Prepared tomatoes (see blog for how to do this and if you save the juice subtract from broth)

1 large sprig of fresh thyme

3 Tb combination of these herbs—whatever you wish- Basil, Chives, Dill


Sauté onion in the oil and butter. After onions are translucent, add the flour and combine to form the roux. Add tomatoes and stir. Add your choice of broth.

Add crushed pepper and kosher salt. Add your choice of a combination of 3 Tbs of fresh basil, chives and dill.


Secure blender. (My husband made a wonderful version of “countertop tomato soup” from not securing the blender, so I am paranoid! I do this in small batches at a coarse setting, as I like a little texture, but this is an individual preference.  This soup is easy and nourishing. 


Bon appétit!


Chinese Beef & Veggies

1 lb. top round steak—cut on grain in small rectangular pieces
3 cups veggies
2-3 Tb. Soy
1 Tb. rice wine
1 tsp. hot sesame oil OR 1 tsp sesame and flakes of red pepper to taste
2 Tb. chopped fresh ginger
1 Tb chopped garlic
1 Tb cornstarch mixed with 1 Tb cold water in cup

All of these measurements are approximate. Use to taste.

Marinate meat in soy, rice wine sesame oil, ginger, garlic and cornstarch for at least an hour.
Stir fry meat until lightly done in wok or similar pan. Take meat off with slotted spoon to leave sauce in pan.
Add veggies and stir fry until desired degree of doneness. Crisp is best.
Adjust sauce’s ingredients

Bon Appetit

First Blog Post of 2014

ImageI’ve been a bit  amiss in my blog, and am now getting excited about the new year.  However, my poor garden is in it’s winter state, and normally does so much better, but we had the kind of artic blast.  After checking out the triage situation, I am left with some cabbage collards, Brussels sprouts, rosemary and lavender and am grateful for that.  For NC, it has been a tough winter, and it is still January.  However the light is getting ready to change, and it will be time to plant soon.

I did find an amazing surprise today.  There are five individual spinach plants coming up from the seeds I tossed in there in November to overwinter.  That made me smile.  They should be ready, along with the Brussels sprouts to eat next week.

This blog is not just a cooking blog, but it is a “freshness” blog about gardening, fresh foods, cooking and getting away from not knowing what is in season in the grocery stores.  If you see tomatoes in the store in January, they are not fresh.  However, seeing those same tomatoes in the store in July, and seeing people buy them and not know the difference amazes and saddens me.

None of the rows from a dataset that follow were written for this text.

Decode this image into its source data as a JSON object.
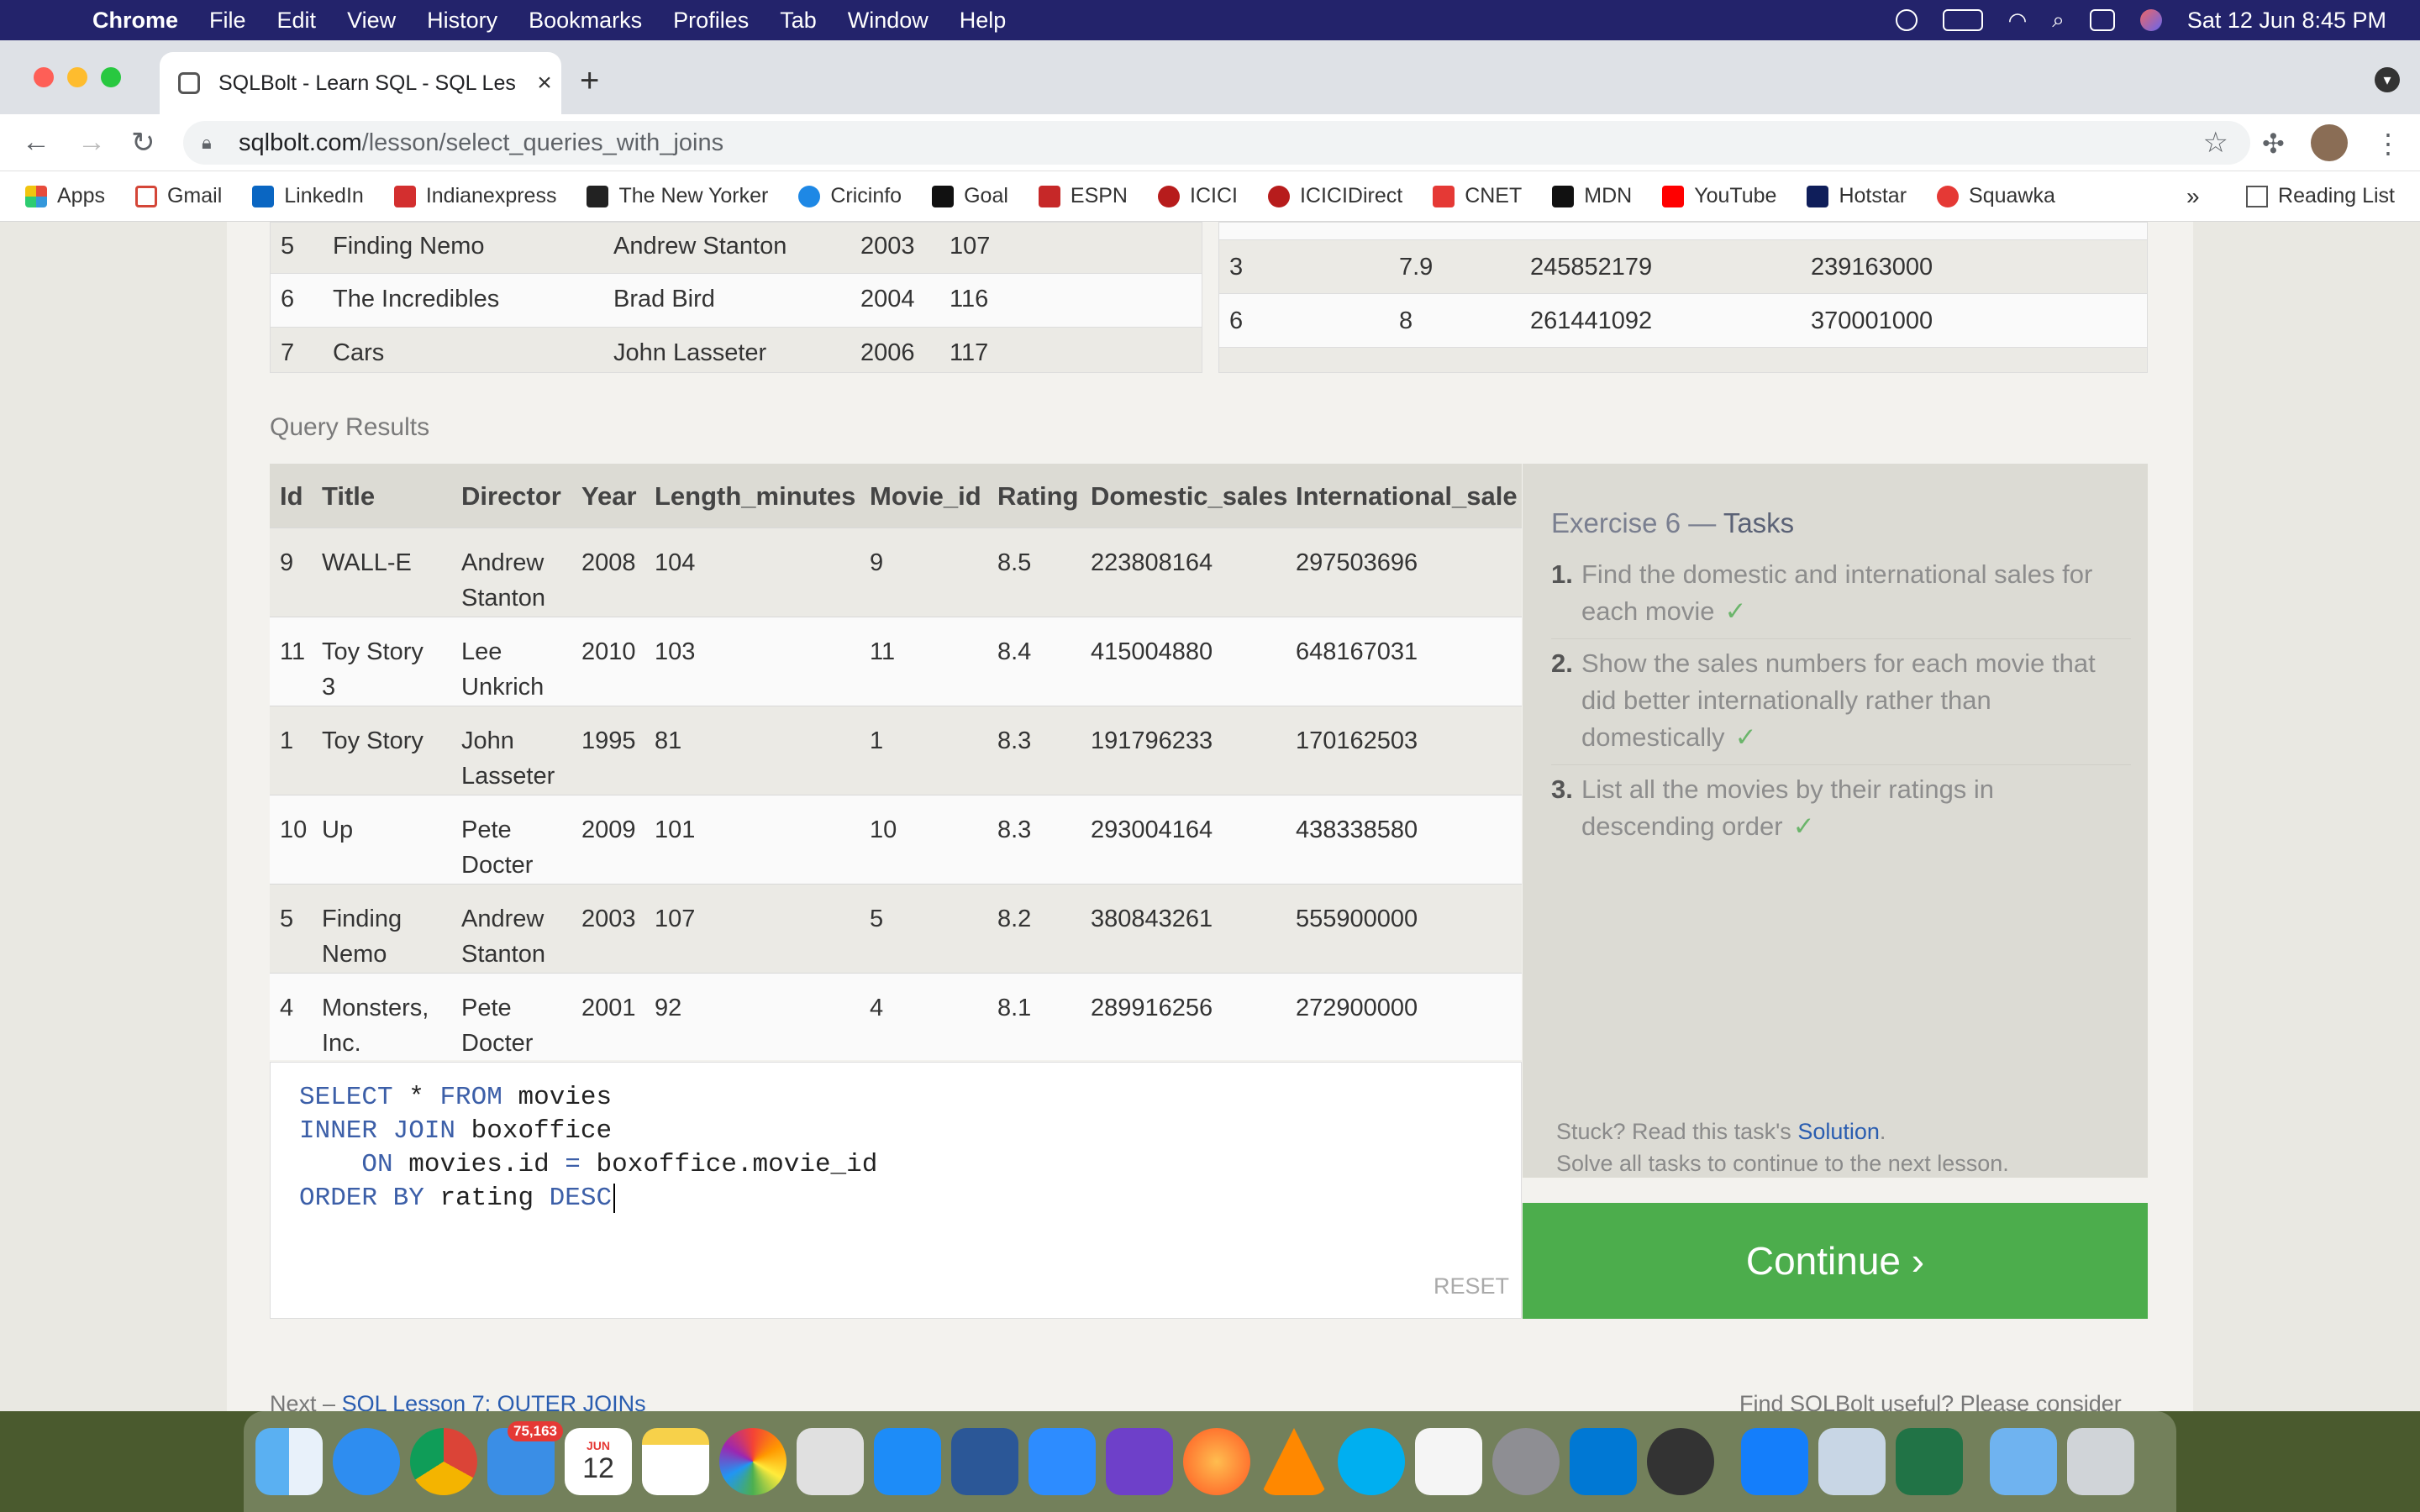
{
  "menubar": {
    "app": "Chrome",
    "items": [
      "File",
      "Edit",
      "View",
      "History",
      "Bookmarks",
      "Profiles",
      "Tab",
      "Window",
      "Help"
    ],
    "clock": "Sat 12 Jun  8:45 PM"
  },
  "tab": {
    "title": "SQLBolt - Learn SQL - SQL Les",
    "close": "×",
    "new_tab": "+"
  },
  "address": {
    "host": "sqlbolt.com",
    "path": "/lesson/select_queries_with_joins"
  },
  "bookmarks": [
    "Apps",
    "Gmail",
    "LinkedIn",
    "Indianexpress",
    "The New Yorker",
    "Cricinfo",
    "Goal",
    "ESPN",
    "ICICI",
    "ICICIDirect",
    "CNET",
    "MDN",
    "YouTube",
    "Hotstar",
    "Squawka"
  ],
  "bookmarks_more": "»",
  "reading_list": "Reading List",
  "movies_table_rows": [
    [
      "5",
      "Finding Nemo",
      "Andrew Stanton",
      "2003",
      "107"
    ],
    [
      "6",
      "The Incredibles",
      "Brad Bird",
      "2004",
      "116"
    ],
    [
      "7",
      "Cars",
      "John Lasseter",
      "2006",
      "117"
    ]
  ],
  "boxoffice_table_rows": [
    [
      "3",
      "7.9",
      "245852179",
      "239163000"
    ],
    [
      "6",
      "8",
      "261441092",
      "370001000"
    ]
  ],
  "query_results_label": "Query Results",
  "results": {
    "headers": [
      "Id",
      "Title",
      "Director",
      "Year",
      "Length_minutes",
      "Movie_id",
      "Rating",
      "Domestic_sales",
      "International_sale"
    ],
    "rows": [
      {
        "id": "9",
        "title1": "WALL-E",
        "title2": "",
        "dir1": "Andrew",
        "dir2": "Stanton",
        "year": "2008",
        "len": "104",
        "mid": "9",
        "rating": "8.5",
        "dom": "223808164",
        "intl": "297503696"
      },
      {
        "id": "11",
        "title1": "Toy Story",
        "title2": "3",
        "dir1": "Lee",
        "dir2": "Unkrich",
        "year": "2010",
        "len": "103",
        "mid": "11",
        "rating": "8.4",
        "dom": "415004880",
        "intl": "648167031"
      },
      {
        "id": "1",
        "title1": "Toy Story",
        "title2": "",
        "dir1": "John",
        "dir2": "Lasseter",
        "year": "1995",
        "len": "81",
        "mid": "1",
        "rating": "8.3",
        "dom": "191796233",
        "intl": "170162503"
      },
      {
        "id": "10",
        "title1": "Up",
        "title2": "",
        "dir1": "Pete",
        "dir2": "Docter",
        "year": "2009",
        "len": "101",
        "mid": "10",
        "rating": "8.3",
        "dom": "293004164",
        "intl": "438338580"
      },
      {
        "id": "5",
        "title1": "Finding",
        "title2": "Nemo",
        "dir1": "Andrew",
        "dir2": "Stanton",
        "year": "2003",
        "len": "107",
        "mid": "5",
        "rating": "8.2",
        "dom": "380843261",
        "intl": "555900000"
      },
      {
        "id": "4",
        "title1": "Monsters,",
        "title2": "Inc.",
        "dir1": "Pete",
        "dir2": "Docter",
        "year": "2001",
        "len": "92",
        "mid": "4",
        "rating": "8.1",
        "dom": "289916256",
        "intl": "272900000"
      }
    ]
  },
  "editor": {
    "line1_kw1": "SELECT",
    "line1_star": "*",
    "line1_kw2": "FROM",
    "line1_rest": "movies",
    "line2_kw": "INNER JOIN",
    "line2_rest": "boxoffice",
    "line3_kw": "ON",
    "line3_a": "movies.id",
    "line3_op": "=",
    "line3_b": "boxoffice.movie_id",
    "line4_kw": "ORDER BY",
    "line4_mid": "rating",
    "line4_kw2": "DESC",
    "reset": "RESET"
  },
  "tasks": {
    "title_prefix": "Exercise 6 —",
    "title_word": "Tasks",
    "items": [
      {
        "n": "1.",
        "text": "Find the domestic and international sales for each movie"
      },
      {
        "n": "2.",
        "text": "Show the sales numbers for each movie that did better internationally rather than domestically"
      },
      {
        "n": "3.",
        "text": "List all the movies by their ratings in descending order"
      }
    ],
    "check": "✓",
    "stuck_prefix": "Stuck? Read this task's",
    "stuck_link": "Solution",
    "stuck_suffix": ".",
    "solve_all": "Solve all tasks to continue to the next lesson.",
    "continue": "Continue ›"
  },
  "footer": {
    "next_prefix": "Next –",
    "next_link": "SQL Lesson 7: OUTER JOINs",
    "useful": "Find SQLBolt useful? Please consider"
  },
  "dock": {
    "mail_badge": "75,163",
    "calendar_month": "JUN",
    "calendar_day": "12"
  }
}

We wandered out into the wilderness known as the garden today to pull up sticks, markers, pull out dead plants. We found the spinach plants, and the just about ready to eat Brussels sprouts.  It is time to amend the soil, add friend’s ashes from burn barrels and fireplaces, manure, leaves, and wait for a day to till.

Our wedding is March 15th, and we want the entire spring garden in and thriving before we head off for a well deserved honeymoon in Savannah.  Thus, we have work to do!

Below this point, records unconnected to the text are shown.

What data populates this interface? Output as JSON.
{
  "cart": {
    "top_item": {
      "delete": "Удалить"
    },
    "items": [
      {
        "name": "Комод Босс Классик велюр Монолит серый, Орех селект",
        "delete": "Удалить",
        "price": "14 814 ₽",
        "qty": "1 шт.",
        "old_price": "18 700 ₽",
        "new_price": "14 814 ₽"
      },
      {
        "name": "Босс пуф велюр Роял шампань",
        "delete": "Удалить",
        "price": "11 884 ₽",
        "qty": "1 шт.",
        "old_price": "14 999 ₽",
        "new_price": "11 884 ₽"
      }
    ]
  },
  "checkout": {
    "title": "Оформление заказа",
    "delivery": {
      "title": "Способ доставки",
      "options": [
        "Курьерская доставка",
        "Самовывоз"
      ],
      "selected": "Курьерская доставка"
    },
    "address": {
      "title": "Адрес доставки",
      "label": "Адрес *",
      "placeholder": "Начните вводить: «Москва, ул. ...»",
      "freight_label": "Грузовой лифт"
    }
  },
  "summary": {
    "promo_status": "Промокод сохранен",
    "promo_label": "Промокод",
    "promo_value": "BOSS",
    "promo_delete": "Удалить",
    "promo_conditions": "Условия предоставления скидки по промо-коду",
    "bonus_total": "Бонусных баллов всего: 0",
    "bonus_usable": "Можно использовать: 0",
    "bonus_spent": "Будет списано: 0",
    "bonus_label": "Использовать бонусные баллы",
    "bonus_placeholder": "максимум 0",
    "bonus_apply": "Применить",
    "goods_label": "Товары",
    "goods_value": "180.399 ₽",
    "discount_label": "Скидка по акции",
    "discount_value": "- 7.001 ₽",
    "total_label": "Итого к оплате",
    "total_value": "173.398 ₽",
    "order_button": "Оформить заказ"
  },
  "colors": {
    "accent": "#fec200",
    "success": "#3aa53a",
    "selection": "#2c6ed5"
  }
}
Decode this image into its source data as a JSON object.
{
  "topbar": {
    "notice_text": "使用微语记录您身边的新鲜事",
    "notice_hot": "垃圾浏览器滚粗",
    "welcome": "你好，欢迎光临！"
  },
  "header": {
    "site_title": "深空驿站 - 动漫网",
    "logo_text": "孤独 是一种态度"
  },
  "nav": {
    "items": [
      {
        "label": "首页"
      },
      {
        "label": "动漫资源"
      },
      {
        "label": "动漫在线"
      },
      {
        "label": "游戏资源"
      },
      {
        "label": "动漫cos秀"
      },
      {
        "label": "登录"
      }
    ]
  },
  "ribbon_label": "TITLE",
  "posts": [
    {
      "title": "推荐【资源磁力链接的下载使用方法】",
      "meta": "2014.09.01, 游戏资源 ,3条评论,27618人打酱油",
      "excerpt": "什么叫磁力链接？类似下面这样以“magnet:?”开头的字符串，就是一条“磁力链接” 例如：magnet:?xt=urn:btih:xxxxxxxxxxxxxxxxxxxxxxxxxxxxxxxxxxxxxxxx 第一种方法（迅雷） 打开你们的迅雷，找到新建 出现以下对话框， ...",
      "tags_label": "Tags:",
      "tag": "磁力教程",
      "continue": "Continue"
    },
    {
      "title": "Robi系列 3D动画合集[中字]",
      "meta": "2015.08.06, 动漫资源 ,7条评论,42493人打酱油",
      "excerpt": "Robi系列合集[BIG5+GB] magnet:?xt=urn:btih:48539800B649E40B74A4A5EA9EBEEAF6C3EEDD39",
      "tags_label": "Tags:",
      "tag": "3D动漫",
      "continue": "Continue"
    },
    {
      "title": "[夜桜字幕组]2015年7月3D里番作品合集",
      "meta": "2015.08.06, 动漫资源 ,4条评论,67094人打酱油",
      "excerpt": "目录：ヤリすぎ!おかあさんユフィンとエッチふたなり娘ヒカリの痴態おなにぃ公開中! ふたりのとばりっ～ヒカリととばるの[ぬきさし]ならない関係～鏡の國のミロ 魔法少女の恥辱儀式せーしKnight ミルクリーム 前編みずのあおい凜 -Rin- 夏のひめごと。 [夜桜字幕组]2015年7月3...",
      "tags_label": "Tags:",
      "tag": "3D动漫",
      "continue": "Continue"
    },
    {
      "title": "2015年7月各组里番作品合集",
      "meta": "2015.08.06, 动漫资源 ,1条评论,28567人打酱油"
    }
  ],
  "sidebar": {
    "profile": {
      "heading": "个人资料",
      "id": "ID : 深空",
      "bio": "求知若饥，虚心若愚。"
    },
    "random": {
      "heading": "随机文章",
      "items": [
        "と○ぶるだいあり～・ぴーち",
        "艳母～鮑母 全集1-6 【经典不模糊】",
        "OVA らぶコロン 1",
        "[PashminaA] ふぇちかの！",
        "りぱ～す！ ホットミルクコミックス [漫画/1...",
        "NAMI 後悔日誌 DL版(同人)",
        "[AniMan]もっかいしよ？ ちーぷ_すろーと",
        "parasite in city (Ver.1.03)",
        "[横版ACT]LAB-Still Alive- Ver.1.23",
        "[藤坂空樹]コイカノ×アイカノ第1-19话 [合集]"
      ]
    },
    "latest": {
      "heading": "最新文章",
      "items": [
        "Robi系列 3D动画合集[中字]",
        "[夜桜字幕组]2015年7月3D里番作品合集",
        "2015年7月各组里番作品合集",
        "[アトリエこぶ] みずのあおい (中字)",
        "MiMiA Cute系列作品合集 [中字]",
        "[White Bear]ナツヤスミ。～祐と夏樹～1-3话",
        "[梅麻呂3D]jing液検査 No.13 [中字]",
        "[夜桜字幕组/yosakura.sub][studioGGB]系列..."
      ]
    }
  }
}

We used a live Christmas tree this year, with the intention of planting it–as we spent Christmas in Indiana.  We put it in today, and watered it generously.  We are excited about seeing this tree thrive, and hope that happens.  It was wonderful to be playing in the dirt again.  Here is a picture of our Christmas tree that is now in the yard. 

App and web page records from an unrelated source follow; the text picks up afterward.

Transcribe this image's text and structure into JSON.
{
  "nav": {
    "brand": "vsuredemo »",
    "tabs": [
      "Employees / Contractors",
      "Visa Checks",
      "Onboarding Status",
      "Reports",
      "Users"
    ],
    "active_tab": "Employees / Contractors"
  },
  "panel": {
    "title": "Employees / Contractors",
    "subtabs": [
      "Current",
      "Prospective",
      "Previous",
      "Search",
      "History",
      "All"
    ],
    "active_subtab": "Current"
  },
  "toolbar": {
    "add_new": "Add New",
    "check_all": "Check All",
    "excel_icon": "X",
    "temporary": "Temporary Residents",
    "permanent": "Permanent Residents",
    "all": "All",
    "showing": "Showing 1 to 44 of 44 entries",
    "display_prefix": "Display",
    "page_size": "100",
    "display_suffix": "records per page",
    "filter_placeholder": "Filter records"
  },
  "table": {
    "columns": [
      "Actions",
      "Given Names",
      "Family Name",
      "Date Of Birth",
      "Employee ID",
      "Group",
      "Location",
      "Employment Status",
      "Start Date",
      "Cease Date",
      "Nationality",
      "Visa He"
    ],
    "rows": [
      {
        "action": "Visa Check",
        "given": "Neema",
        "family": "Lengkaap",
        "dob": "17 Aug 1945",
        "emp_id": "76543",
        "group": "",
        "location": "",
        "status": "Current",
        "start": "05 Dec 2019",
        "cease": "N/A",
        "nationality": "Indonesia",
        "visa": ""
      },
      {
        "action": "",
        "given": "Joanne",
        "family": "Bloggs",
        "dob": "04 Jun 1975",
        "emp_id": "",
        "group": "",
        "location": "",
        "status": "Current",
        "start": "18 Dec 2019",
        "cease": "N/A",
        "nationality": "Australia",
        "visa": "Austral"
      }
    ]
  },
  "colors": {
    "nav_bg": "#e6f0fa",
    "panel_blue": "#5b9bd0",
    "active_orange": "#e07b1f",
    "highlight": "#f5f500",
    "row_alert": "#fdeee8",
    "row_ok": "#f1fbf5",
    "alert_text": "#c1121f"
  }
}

Happy New Year to all of you in Blogosphere.  I can’t wait to see what veggie takes the 2014 title of most prolific.  Last year, it was the year of the tomato.

Turkey Soup


This is a basic turkey soup. I got a package of large turkey wings, and simmered them for a few hours.  I took the wings out, got all the meat off the bones, strained the stock, cleaned the pot and reduced the stock by about half. 

That can all be put aside.  I did it on a separate night.  

The rest of the recipe consists of: (all veggies are chopped & all herbs are fresh)

  • 2 large carrots
  • 1 medium Vidalia onion
  • 4 stalks of celery
  • 3 cups of Swiss chard (or spinach)
  • 1 tsp. thyme
  • 1 tsp. marjarom
  • 2 tsp. parsley
  • 2 ts[ salt
  • 1/2 tsp. white pepper
  • 1 cup barley
  • 2 tsp. garlic

Saute carrots, garlic, onions, celery in a small bit of olive oil. Add turkey stock, herbs and stir for a few minutes. Add barley and simmer until barley is done.  Add turkey and Swiss chard.  Adjust herbs to taste.